  8. ^ Stewart, Sharon; Butts, Edward; Sadlier, Rosemary, Canadian Cultural Heritage Bundle: Louis Riel / Harriet Tubman / Simon Girty, Dundurn (2013), p. 314, ISBN 9781459727915
  9. ^ Wright, William D. (2001). Black History and Black Identity: A Call for a New Historiography. Greenwood Publishing Group. ISBN 9780275974428.
  10. ^ The Global African: A Portrait of Ali A. Mazrui. Omari H. Kokole.
  11. ^ Ryan Michael Spitzer, "The African Holocaust: Should Europe pay reparations to Africa for Colonialism and Slavery?", Vanderbilt Journal of Transnational Law, vol. 35, 2002, p. 1319.
  12. ^ "Letter by Maulana Karenga, 2001". 2010-04-29. Archived from the original on 2016-03-05. Retrieved 2015-10-14.
  13. ^ Jones, Adam (2006). Genocide: A Comprehensive Introduction. Routledge/Taylor & Francis Publishers. pp. 23-24 ISBN 978-0-415-35385-4.
  14. ^ Dove, Nah. Afrikan Mothers: Bearers of Culture, Makers of Social Change. 1998, p. 240.
  15. ^ a b Gunn Morris, Vivian and Morris, Curtis L. The Price They Paid: Desegregation in an African American Community. 2002, p. x.
  16. ^ Harp, O.J. Across Time: Mystery of the Great Sphinx. 2007, p. 247.
  17. ^ Cheeves, Denise Nicole (2004). Legacy. p. 1.
  18. ^ Pero Gaglo Dagbovie (2010). African American History Reconsidered. University of Illinois Press. p. 191.
  20. ^ "Interview With Dr. Maulana Karenga | The Two Nations Of Black America | FRONTLINE | PBS". Retrieved 2019-12-15.
  21. ^ "Ancestry, Descent And Identity" (PDF). Archived from the original (PDF) on 2012-03-13. Retrieved 2015-10-14.
  22. ^ Tarpley, Natasha. Testimony: Young African-Americans on Self-Discovery and Black Identity. 1995, p. 252.
  23. ^ Aldridge, Delores P. and Young, Carlene. Out of the Revolution: The Development of Africana Studies. 2000, p. 250.
  24. ^ Diouf, Sylviane Anna. Fighting the Slave Trade: West African Strategies. 2003, p. xi.
  25. ^ Epps, Henry. A Concise Chronicle History of the African-American People Experience in America. p. 57. ISBN 9781300161431. Retrieved 24 February 2015.
  • Anderson, S. E., The Black Holocaust For Beginners, Writers & Readers, 1995.
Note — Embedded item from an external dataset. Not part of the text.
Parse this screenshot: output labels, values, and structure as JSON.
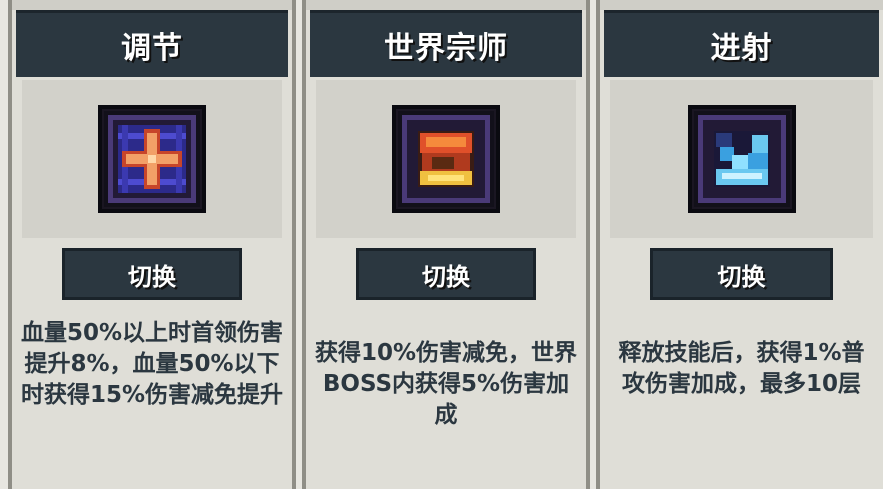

  • Ani, Marimba, Let The Circle Be Unbroken: The Implications of African Spirituality in the Diaspora. New York: Nkonimfo Publications, 1988 (orig. 1980).